St. Jean de Brébeuf was born in Condé-sur Vire, Normandy, in the Kingdom of France, on March 25, 1593. He entered the Society of Jesus in 1617 and was nearly expelled when he contracted tuberculosis and was unable to continue with his studies.
Overcoming the illness, he taught for several years at the Jesuit College of Rouen. In 1625 he was chosen by his provincial to embark on a mission to the territory of Quebec in New France (the North American territory colonized by the French).
Brébeuf mastered the Huron language and published many works of grammar and Huron culture to help future missionaries. He insisted on inculturation as the best way to evangelize the Natives. He also gave the modern name to the Native American sport of lacrosse because the sticks used in the game reminded him of a bishop’s crozier.
In 1649, the Iroquois Indians destroyed the Huron mission of St. Ignace and Brébeuf was captured. He was tortured by having boiling water poured over his head as a mockery to baptism and his fingers were removed. The Iroquois drank his blood in order to “absorb Brébeuf’s courage.” Throughout his torture, it was reported he was more concerned for the fate of the other Jesuits and the captive Native converts than for himself. He died on March 16, 1649.
Brébeuf was beatified in 1925 and later canonized by Pope Pius XI on June 29, 1930, along with several Jesuit companions. He was eventually proclaimed one of the patron saints of Canada by Pope Pius XII.
Martyrdom: Brébeuf’s martyrdom was a long and particularly painful one. The painting depicts the moment he is tied to a stake and burned. In addition, there is a pot of boiling water on one side. The Natives used the scalding water to pour over the saint’s head mimicking the practice of baptism. Around the saint’s neck is a collar of hatchet heads.

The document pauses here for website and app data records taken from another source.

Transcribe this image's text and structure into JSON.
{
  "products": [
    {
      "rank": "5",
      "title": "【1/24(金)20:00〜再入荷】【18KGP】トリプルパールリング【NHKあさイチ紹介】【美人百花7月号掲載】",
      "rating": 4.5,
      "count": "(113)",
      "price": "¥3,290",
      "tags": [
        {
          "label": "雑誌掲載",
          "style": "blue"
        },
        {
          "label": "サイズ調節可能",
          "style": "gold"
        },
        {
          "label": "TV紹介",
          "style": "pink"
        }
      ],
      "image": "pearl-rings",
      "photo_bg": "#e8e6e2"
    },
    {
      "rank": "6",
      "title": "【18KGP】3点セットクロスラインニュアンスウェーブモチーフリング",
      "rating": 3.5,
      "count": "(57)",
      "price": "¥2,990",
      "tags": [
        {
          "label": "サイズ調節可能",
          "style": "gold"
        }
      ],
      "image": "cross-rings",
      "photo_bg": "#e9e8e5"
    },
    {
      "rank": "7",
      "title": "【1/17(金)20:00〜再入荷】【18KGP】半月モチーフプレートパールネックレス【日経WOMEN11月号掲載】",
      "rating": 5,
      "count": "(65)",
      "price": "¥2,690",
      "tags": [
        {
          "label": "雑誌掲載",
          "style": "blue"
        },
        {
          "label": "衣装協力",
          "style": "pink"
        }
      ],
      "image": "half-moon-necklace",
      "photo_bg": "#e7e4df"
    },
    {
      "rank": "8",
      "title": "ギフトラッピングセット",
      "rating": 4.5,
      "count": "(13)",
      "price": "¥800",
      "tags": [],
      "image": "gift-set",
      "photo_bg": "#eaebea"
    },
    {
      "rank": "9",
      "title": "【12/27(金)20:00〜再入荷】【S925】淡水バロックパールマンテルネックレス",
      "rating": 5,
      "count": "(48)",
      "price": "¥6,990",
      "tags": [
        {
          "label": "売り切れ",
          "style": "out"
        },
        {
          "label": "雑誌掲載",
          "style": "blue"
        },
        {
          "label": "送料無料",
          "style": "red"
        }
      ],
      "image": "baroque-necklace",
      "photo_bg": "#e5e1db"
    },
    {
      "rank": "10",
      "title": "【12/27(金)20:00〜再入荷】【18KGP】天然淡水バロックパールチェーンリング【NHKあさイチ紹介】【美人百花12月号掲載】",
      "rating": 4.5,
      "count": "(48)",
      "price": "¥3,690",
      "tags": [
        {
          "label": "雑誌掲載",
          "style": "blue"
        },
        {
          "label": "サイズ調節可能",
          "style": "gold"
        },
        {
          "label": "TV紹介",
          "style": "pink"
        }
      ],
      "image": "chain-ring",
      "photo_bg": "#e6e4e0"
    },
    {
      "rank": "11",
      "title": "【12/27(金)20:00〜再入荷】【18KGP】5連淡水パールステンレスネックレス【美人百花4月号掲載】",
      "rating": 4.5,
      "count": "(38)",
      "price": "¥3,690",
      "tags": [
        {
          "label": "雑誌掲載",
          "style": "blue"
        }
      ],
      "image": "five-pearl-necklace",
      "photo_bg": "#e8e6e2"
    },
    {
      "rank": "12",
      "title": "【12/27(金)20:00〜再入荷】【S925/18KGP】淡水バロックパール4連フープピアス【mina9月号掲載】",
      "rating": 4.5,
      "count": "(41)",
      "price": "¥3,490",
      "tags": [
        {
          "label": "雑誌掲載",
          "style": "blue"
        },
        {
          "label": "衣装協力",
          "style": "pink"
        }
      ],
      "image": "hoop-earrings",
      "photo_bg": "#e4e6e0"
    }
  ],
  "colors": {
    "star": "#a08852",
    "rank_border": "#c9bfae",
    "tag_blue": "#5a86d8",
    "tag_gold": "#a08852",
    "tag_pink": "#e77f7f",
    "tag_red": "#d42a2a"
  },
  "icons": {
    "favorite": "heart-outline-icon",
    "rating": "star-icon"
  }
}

These had been stoked in the fire and placed around Brébeuf’s neck. Over his shoulders, the saint is wearing the remnant of his cassock. Around his waist, he wears Native clothing, a symbol of the missionary’s insistence on practicing inculturation to evangelize.
IHS: The saint is portrayed looking up to the symbol of the IHS illuminated by the sun that tries to peer through the clouds and smoke. I-H-S are the first three letters of the name of Jesus in Greek. This moniker had quickly become the symbol of the Society of Jesus.
St. Gabriel Lalemant, S.J.: In the background to the left is the distant image of St. Gabriel Lalemant, faithful companion of Brébeuf. He too was captured by the Iroquois, along with Brébeuf and endured similar tortures and death. His image is portrayed humbly looking down as he is bound hand and foot in preparation for his martyrdom.
Angel(s): The angels are wearing red and white loincloths representing the colors of the flag of Canada. They hold the phylactery with the phrase, Dieu est le témoin de nos souffrances et bientot notre grande recompense (“God is the witness of our sufferings and soon our great reward”), a phrase Brébeuf wrote in a letter to his companions. The angel located on the right side of the painting is depicted as a Native American child and holds a palm branch, the symbol of martyrdom.